### How to complete this task
Take every line from the data that has the word "Gmail" in it.

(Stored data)
----------
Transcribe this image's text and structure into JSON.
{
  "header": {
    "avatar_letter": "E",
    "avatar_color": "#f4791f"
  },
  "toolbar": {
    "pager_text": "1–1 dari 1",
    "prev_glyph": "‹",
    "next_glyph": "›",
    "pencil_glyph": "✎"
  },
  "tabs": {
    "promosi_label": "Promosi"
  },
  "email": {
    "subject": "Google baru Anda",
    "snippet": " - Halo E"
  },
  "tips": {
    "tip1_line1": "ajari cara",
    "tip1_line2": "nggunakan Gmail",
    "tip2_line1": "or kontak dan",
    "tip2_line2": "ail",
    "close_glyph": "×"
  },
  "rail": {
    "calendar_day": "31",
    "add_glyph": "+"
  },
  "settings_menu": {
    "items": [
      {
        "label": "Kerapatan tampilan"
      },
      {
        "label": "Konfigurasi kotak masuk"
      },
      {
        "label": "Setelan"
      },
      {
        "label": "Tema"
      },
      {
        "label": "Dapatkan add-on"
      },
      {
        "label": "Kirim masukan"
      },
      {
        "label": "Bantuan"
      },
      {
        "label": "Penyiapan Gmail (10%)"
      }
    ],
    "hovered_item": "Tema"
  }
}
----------
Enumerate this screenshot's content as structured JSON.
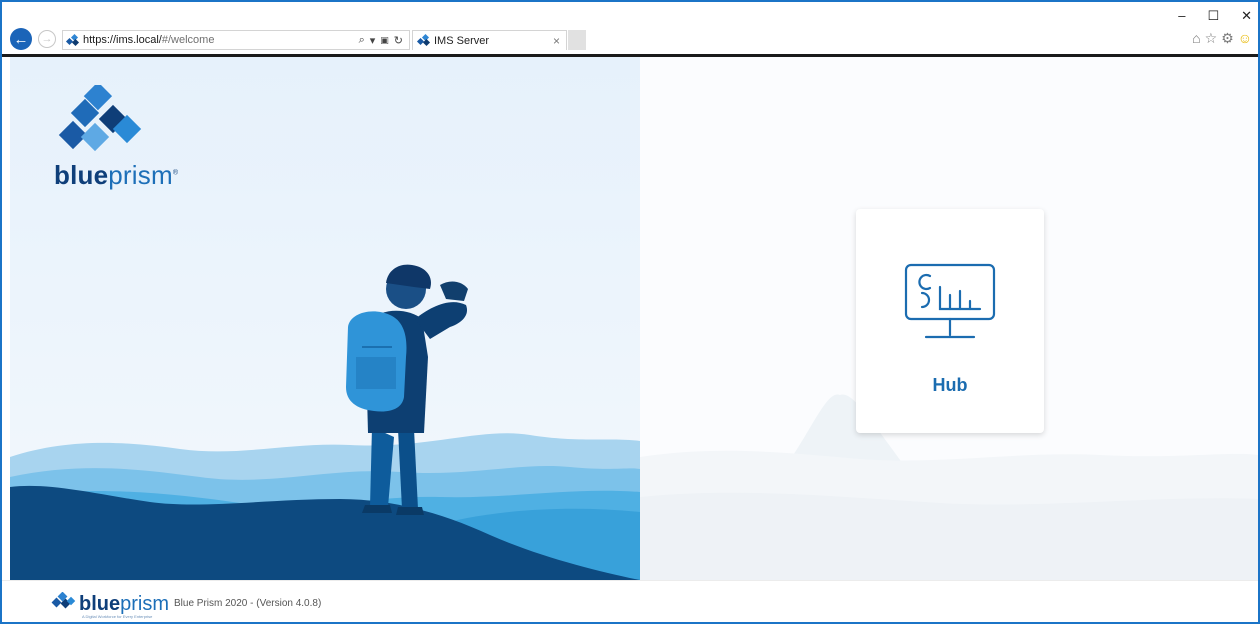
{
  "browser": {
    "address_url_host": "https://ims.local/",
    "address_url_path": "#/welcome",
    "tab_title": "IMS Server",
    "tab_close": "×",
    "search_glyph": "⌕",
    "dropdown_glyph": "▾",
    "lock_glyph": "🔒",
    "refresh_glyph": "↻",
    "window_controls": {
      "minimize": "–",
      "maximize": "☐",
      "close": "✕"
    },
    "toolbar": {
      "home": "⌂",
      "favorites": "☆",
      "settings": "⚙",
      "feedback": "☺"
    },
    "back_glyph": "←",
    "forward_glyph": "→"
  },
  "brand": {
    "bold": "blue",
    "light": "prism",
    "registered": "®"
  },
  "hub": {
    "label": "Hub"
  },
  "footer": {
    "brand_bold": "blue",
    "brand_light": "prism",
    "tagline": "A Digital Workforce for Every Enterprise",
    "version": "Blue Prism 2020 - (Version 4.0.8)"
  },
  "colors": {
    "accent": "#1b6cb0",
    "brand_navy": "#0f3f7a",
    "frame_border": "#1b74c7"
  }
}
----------
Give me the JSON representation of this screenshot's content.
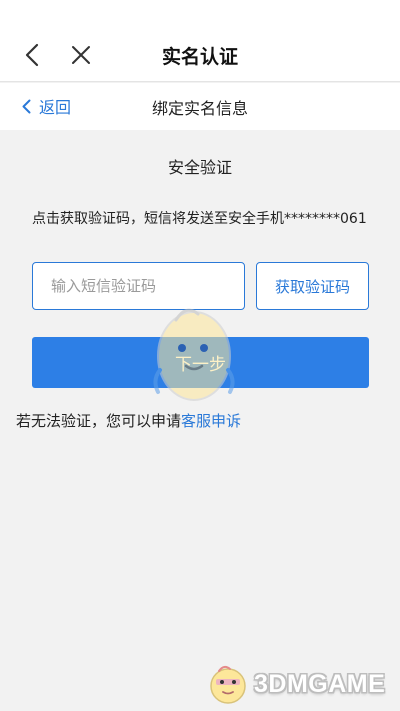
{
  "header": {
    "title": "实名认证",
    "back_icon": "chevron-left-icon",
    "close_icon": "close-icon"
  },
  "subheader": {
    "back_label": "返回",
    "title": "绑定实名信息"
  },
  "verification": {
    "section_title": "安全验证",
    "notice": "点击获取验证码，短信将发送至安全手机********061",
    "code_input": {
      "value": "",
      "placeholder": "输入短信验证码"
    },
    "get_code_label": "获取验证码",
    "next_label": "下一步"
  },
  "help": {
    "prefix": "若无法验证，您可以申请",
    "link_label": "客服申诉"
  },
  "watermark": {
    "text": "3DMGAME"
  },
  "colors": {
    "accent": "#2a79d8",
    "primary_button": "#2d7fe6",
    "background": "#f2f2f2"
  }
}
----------
### Response area
    "tip1_line2": "nggunakan Gmail",
        "label": "Penyiapan Gmail (10%)"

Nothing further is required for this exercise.